Facets: AER, amplifiers, effects, philosophy, set-up, @musings info

Weight reduction

As you may have noticed, I stopped drinking the "tube-amp cool aid" about a year ago. I bought a digital modeling processor, sold my tube amps, and didn't look back. That was the first step on the road to reducing the mass of gear I have to lug.

My old rig (guitar in hardshell case, Vibro-King, guitar, small pedalboard, small gig bag and a luggage cart to carry all that) tipped the scale at about 110 pounds. The luggage cart made the load just barely tolerable; steps, curbs, and uneven ground were still challenging.

The digital rig (same guitar, GT-8, stereo DI, and gig bag) weighs just 40 pounds. Half of that is the guitar in its hardshell case. When I play at venues where I can rely on the house sound system, I can walk in with my guitar in hand and the gig bag over my shoulder.

When I've had to provide my own amplification, I've had a selection of small powered speakers to pair with the GT-8. That powered speaker added 30 to 35 pounds to my rig and made it more difficult to carry in one trip. What I really needed is a 20-pound amp with effects.

Of course a 20-pound weight limit rules out any tube amp of more than 5 watts. A low-powered tube amp may be sufficient for playing single-note lines or distorted chords in a mic'd venue, but has limited headroom and low end. It was clear that I'd have to stay with a solid-state amp for the power to weight ratio.

My first "hand-carry" amp was a Roland Cube-30X. With its amp models and built-in effects, this is a good amp for rock. It'll hang with a disciplined drummer and could be used in a mic'd venue. On the downside, the low-end response and effects quality are not suited for solo guitar gigs.

To cover the needs of solo guitar performances I bought an AER Compact 60. This is an acoustic instrument amplifier with built-in effects. The frequency response and effects quality are far superior to the Cube-30X (should be, for the price); the amp comes with a carrying case with pouches (good substitute for a gig bag for the essentials) and a shoulder strap.

Now I can walk into any gig with just 40 pounds of gear.

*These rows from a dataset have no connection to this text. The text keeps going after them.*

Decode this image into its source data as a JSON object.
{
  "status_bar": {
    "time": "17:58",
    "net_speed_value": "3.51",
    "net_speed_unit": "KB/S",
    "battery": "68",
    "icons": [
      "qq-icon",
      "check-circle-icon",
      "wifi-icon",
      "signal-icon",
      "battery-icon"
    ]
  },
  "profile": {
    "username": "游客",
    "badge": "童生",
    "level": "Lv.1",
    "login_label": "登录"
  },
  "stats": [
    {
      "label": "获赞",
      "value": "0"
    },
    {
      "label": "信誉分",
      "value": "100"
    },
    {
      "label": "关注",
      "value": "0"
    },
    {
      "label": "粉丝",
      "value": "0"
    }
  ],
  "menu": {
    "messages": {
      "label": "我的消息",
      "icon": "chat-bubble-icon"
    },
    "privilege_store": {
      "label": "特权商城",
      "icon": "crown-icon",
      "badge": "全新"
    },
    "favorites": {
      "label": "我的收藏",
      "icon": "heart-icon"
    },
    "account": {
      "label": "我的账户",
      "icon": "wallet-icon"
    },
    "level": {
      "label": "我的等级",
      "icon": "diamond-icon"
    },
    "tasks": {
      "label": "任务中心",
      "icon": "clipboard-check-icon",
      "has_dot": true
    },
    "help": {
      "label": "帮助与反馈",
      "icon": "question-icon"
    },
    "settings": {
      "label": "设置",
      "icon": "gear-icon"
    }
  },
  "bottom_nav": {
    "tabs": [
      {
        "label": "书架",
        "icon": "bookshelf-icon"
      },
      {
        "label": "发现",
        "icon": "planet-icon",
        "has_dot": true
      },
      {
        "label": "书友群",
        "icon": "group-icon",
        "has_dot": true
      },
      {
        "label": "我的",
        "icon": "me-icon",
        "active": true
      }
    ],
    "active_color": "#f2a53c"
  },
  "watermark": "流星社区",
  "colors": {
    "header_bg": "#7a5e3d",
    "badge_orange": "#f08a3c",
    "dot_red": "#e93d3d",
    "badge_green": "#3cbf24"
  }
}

That's down from 110 pounds just over a year ago - a significant weight reduction.

April 07 2008 05:27:39 GMT